Chapter 2. Why JavaScript?
Table of contents
Buy the book
(Ad, please don’t block.)

Chapter 2. Why JavaScript?

There are many programming languages out there. Why should you use JavaScript? This chapter looks at seven aspects that are important when you are choosing a programming language and argues that JavaScript does well overall:

  1. Is it freely available?
  2. Is it an elegant programming language?
  3. Is it useful in practice?
  4. Does it have good tools, especially good integrated development environments (IDEs)?
  5. Is it fast enough for what you want to do?
  6. Is it widely used?
  7. Does it have a future?

Is JavaScript Elegant?

Yes and no. I’ve written fair amounts of code in several programming languages from different paradigms. Therefore, I’m well aware that JavaScript isn’t the pinnacle of elegance. However, it is a very flexible language, has a reasonably elegant core, and enables you to use a mixture of object-oriented programming and functional programming.

Language compatibility between JavaScript engines used to be a problem, but isn’t anymore, partly thanks to the test262 suite that checks engines for conformance to the ECMAScript specification. In contrast, browser and DOM differences are still a challenge. That’s why it is normally best to rely on frameworks for hiding those differences.
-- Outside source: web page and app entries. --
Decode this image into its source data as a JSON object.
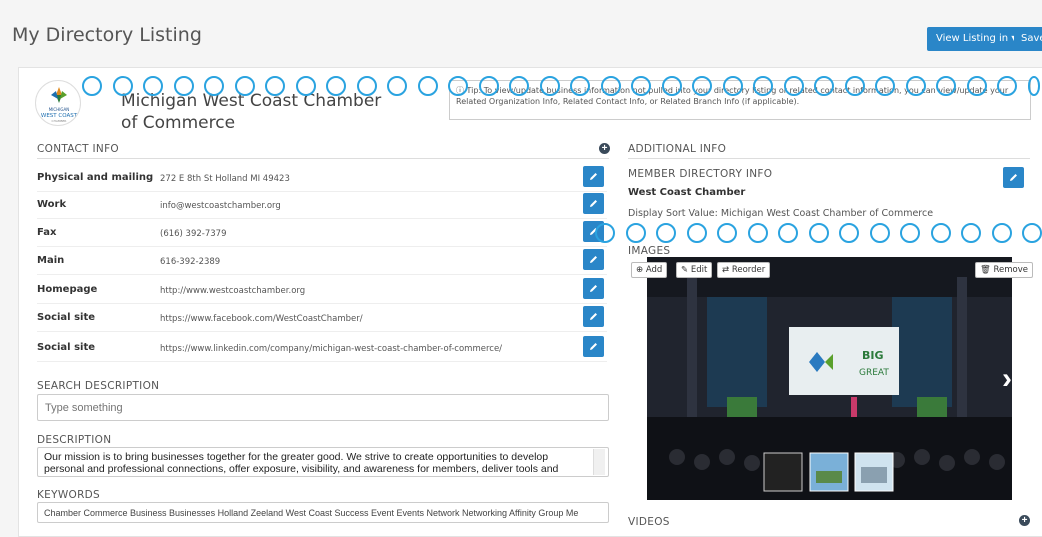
{
  "header": {
    "title": "My Directory Listing",
    "view_listing_label": "View Listing in ▾",
    "save_label": "Save"
  },
  "org": {
    "name": "Michigan West Coast Chamber of Commerce",
    "logo_text": "MICHIGAN",
    "logo_text2": "WEST COAST",
    "logo_sub": "CHAMBER"
  },
  "note": "ⓘ Tip: To view/update business information not pulled into your directory listing or related contact information, you can view/update your Related Organization Info, Related Contact Info, or Related Branch Info (if applicable).",
  "contact": {
    "heading": "CONTACT INFO",
    "rows": [
      {
        "label": "Physical and mailing",
        "value": "272 E 8th St Holland MI 49423"
      },
      {
        "label": "Work",
        "value": "info@westcoastchamber.org"
      },
      {
        "label": "Fax",
        "value": "(616) 392-7379"
      },
      {
        "label": "Main",
        "value": "616-392-2389"
      },
      {
        "label": "Homepage",
        "value": "http://www.westcoastchamber.org"
      },
      {
        "label": "Social site",
        "value": "https://www.facebook.com/WestCoastChamber/"
      },
      {
        "label": "Social site",
        "value": "https://www.linkedin.com/company/michigan-west-coast-chamber-of-commerce/"
      }
    ]
  },
  "search_description": {
    "heading": "SEARCH DESCRIPTION",
    "placeholder": "Type something"
  },
  "description": {
    "heading": "DESCRIPTION",
    "text": "Our mission is to bring businesses together for the greater good. We strive to create opportunities to develop personal and professional connections, offer exposure, visibility, and awareness for members, deliver tools and information for"
  },
  "keywords": {
    "heading": "KEYWORDS",
    "value": "Chamber Commerce Business Businesses Holland Zeeland West Coast Success Event Events Network Networking Affinity Group Me"
  },
  "additional": {
    "heading": "ADDITIONAL INFO",
    "member_heading": "MEMBER DIRECTORY INFO",
    "member_name": "West Coast Chamber",
    "sort_value": "Display Sort Value: Michigan West Coast Chamber of Commerce"
  },
  "images": {
    "heading": "IMAGES",
    "add": "Add",
    "edit": "Edit",
    "reorder": "Reorder",
    "remove": "Remove",
    "screen_text": "Think BIG + GREAT"
  },
  "videos": {
    "heading": "VIDEOS"
  },
  "colors": {
    "accent": "#2a86c8",
    "circle": "#2aa3e0"
  }
}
Is JavaScript Useful?

The most beautiful programming language in the world is useless unless it allows you to write the program that you need.
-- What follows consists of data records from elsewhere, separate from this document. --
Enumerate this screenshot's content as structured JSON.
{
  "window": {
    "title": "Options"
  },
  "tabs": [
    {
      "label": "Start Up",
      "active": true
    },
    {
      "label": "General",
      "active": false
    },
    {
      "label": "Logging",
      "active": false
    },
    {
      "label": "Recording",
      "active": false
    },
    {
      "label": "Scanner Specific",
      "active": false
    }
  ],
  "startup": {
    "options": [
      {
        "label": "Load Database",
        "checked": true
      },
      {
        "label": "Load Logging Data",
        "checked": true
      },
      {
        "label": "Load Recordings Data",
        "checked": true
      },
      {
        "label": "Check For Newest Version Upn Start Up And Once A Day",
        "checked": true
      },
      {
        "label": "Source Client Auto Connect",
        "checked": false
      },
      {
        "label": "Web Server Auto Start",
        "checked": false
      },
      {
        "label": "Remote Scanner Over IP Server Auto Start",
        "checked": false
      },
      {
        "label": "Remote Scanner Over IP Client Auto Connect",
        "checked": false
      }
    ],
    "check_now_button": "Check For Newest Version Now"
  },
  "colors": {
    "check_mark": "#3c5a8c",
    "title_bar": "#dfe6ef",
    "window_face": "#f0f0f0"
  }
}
Other Technologies Complementing JavaScript

There are more technologies than just HTML5 that complement JavaScript and make the language more useful:

JavaScript has an abundance of libraries, which enable you to complete tasks ranging from parsing JavaScript (via Esprima) to processing and displaying PDF files (via PDF.js).
The Node.js platform lets you write server-side code and shell scripts (build tools, test runners, etc.).
JSON (JavaScript Object Notation, covered in Chapter 22)
JSON is a data format rooted in JavaScript that has become popular for exchanging data on the Web (e.g., the results of web services).
NoSQL databases (such as CouchDB and MongoDB)
These databases tightly integrate JSON and JavaScript.

Does JavaScript Have Good Tools?

JavaScript is getting better build tools (e.g., Grunt) and test tools (e.g., mocha). Node.js makes it possible to run these kinds of tools via a shell (and not only in the browser). One risk in this area is fragmentation, as we are progressively getting too many of these tools.

The JavaScript IDE space is still nascent, but it’s quickly growing up. The complexity and dynamism of web development make this space a fertile ground for innovation. Two open source examples are Brackets and Light Table.

Additionally, browsers are becoming increasingly capable development environments. Chrome, in particular, has made impressive progress recently. It will be interesting to see how much more IDEs and browsers will be integrated in the future.

Is JavaScript Fast Enough?

JavaScript engines have made tremendous progress, evolving from slow interpreters to fast just-in-time compilers. They are now fast enough for most applications. Furthermore, new ideas are already in development to make JavaScript fast enough for the remaining applications:

  • asm.js is a (very static) subset of JavaScript that runs fast on current engines, approximately 70% as fast as compiled C++. It can, for example, be used to implement performance-critical algorithmic parts of web applications. It has also been used to port C++-based games to the web platform.
  • ParallelJS parallelizes JavaScript code that uses the new array methods mapPar, filterPar, and reducePar (parallelizable versions of the existing array methods map, filter, and reduce). In order for parallelization to work, callbacks must be written in a special style; the main restriction is that you can’t mutate data that hasn’t been created inside the callbacks.

Is JavaScript Widely Used?

A language that is widely used normally has two benefits. First, such a language is better documented and supported. Second, more programmers know it, which is important whenever you need to hire someone or are looking for customers for a tool based on the language.

JavaScript is widely used and reaps both of the aforementioned benefits:

  • These days, documentation and support for JavaScript comes in all shapes and sizes: books, podcasts, blog posts, email newsletters, forums, and more. Chapter 33 points you toward important resources.
  • JavaScript developers are in great demand, but their ranks are also constantly increasing.

Does JavaScript Have a Future?

Several things indicate that JavaScript has a bright future:

  • The language is evolving steadily; ECMAScript 6 looks good.
  • There is much JavaScript-related innovation (e.g., the aforementioned asm.js and ParallelJS, Microsoft’s TypeScript, etc.).
  • The web platform of which JavaScript is an integral part is maturing rapidly.
  • JavaScript is supported by a broad coalition of companies—no single person or company controls it.


Considering the preceding list of what makes a language attractive, JavaScript is doing remarkably well. It certainly is not perfect, but at the moment, it is hard to beat—and things are only getting better.

Next: 3. The Nature of JavaScript